Atlanta Shutting Our Offense Down
On a relevant note, what Atlanta did to our offense was just embarrassing. I understand that me bringing this up every other week could get wearisome to you, but the extent to which our spacing hurts us surprises me every time even more. The convenient wisdom against our starters can be just going under every single screen, the defenders not having to worry about Kemba’s, Stephenson’s and Hendo’s (or MKG’s) pull-up shooting. The Hawks, however, did also defend those pick-n-rolls aggressively on plenty of our possessions and thus displayed our inability to properly create good shots (on a side-note – such examples make me pessimistic about the idea of our team thriving on offense for 48 minutes if we didn’t have Al as our players just aren’t good enough offensively). These 48 seconds of feebleness with our wing players not being able to create anything takes the cake for the Lolcats Play of the Week award:
And can you blame them? Atlanta’s bigs are comfortable coming up quite high when defending the screen-and-roll in what ends up being a “drop back” on it, while weak-side defenders ignore other players to clog Hairston’s driving lanes to such a degree:
Perhaps, this next possession illustrates my point about their willingness to play our pick-n-rolls aggressively much better. Notice how they disregard the screener and freely opt to have two guys on our ball handler for a second before everybody getting back to their real assignment:

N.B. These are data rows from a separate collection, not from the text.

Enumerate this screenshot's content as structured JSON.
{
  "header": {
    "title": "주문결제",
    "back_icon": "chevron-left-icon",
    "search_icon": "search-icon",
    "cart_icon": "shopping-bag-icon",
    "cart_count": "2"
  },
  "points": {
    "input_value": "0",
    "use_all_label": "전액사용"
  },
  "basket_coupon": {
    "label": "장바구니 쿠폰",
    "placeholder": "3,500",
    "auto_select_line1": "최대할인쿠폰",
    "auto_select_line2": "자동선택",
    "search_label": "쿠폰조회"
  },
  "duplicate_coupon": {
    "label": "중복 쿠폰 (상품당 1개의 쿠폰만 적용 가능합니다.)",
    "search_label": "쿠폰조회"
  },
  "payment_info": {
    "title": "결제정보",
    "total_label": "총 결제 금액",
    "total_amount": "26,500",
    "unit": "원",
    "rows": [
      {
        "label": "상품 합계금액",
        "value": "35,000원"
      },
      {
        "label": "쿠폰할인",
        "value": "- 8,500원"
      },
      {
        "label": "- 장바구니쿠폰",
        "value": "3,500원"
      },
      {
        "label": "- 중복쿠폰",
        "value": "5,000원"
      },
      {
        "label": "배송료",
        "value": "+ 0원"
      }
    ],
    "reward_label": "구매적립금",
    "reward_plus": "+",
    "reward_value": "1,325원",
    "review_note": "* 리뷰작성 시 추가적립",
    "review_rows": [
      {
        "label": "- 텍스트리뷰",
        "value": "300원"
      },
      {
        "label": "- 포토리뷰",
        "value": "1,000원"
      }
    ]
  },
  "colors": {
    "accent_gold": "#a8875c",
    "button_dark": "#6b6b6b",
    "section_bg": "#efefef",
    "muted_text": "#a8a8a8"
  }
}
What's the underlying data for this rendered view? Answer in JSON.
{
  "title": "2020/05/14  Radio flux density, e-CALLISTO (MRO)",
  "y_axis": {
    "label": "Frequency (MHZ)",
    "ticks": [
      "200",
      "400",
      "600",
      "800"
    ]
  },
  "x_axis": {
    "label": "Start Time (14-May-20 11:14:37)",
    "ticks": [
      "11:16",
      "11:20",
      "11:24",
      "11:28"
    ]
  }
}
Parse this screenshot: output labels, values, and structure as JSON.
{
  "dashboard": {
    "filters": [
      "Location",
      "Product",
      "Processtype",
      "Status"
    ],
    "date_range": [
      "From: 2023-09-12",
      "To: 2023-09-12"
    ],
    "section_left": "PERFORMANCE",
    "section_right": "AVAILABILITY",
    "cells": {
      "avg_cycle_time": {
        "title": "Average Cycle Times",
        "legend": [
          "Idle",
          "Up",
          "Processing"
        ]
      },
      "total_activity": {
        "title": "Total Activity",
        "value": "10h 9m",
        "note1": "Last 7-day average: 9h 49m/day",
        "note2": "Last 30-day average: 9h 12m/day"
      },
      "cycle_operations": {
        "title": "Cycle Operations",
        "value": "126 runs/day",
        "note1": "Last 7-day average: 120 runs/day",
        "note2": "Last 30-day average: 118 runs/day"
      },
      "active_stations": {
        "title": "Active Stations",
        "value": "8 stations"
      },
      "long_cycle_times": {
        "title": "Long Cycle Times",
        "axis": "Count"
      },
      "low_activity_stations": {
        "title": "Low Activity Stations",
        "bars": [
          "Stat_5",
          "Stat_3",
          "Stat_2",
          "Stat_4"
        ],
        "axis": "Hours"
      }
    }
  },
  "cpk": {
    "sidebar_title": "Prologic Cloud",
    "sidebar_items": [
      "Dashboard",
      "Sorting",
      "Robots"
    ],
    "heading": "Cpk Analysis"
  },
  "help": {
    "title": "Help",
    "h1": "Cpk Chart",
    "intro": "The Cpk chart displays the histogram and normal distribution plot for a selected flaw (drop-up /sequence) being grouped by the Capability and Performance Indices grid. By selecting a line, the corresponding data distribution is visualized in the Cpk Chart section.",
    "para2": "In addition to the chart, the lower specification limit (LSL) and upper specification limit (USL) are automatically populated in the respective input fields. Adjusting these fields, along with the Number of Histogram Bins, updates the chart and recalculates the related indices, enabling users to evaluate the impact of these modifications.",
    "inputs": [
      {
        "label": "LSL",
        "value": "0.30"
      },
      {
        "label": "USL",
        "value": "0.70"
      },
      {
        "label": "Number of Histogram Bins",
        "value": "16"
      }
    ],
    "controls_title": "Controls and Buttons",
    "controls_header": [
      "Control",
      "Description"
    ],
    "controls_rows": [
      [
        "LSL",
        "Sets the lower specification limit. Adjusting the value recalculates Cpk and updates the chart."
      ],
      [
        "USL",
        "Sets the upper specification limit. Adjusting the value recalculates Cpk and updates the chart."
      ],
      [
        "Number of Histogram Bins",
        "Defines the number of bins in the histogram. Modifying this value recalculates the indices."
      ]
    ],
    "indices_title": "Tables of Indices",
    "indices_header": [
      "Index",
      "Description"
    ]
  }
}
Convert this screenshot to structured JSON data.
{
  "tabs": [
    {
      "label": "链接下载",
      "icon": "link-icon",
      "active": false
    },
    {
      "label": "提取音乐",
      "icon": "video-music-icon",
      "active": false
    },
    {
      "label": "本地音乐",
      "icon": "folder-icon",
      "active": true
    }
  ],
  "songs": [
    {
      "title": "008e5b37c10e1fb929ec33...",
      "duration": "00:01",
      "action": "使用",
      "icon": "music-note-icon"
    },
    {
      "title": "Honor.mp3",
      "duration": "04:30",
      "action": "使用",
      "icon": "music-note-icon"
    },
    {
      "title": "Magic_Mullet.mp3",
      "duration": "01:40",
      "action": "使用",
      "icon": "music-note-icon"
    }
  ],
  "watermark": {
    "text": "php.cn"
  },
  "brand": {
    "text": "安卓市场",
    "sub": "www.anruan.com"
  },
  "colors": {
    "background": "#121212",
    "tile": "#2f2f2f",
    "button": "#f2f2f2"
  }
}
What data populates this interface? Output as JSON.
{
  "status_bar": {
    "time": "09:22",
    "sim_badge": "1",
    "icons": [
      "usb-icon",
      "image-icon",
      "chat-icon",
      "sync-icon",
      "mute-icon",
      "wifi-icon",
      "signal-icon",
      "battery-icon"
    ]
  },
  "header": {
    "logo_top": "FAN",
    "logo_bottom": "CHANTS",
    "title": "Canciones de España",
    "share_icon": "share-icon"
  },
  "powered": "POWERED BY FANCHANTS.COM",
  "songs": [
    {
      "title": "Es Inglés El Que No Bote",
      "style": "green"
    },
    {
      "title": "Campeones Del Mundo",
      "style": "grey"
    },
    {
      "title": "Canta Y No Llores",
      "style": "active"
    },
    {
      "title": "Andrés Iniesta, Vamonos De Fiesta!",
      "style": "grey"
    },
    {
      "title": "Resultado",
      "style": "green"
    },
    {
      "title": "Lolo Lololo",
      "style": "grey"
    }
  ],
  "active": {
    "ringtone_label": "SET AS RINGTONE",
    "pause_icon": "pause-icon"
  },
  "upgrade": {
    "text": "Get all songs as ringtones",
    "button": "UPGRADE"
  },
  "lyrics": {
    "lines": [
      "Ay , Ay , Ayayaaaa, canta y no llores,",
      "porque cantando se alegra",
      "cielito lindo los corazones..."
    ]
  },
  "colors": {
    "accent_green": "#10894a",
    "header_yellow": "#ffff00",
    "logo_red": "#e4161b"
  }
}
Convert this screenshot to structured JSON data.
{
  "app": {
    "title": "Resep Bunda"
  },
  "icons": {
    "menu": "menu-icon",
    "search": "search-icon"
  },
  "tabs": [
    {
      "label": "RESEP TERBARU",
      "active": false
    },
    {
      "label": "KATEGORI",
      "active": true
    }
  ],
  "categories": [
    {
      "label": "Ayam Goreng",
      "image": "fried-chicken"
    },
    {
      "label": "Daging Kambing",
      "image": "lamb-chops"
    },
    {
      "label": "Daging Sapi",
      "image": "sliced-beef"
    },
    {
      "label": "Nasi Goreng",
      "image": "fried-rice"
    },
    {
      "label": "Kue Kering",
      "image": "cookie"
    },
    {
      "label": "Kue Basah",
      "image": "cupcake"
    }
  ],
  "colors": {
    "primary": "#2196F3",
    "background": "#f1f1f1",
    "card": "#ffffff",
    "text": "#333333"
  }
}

These are depressive times. Here’s to hoping that a part of the reason for our 4-14 record has been the tough schedule and that Kidd-Gilchrist’s return will happen soon..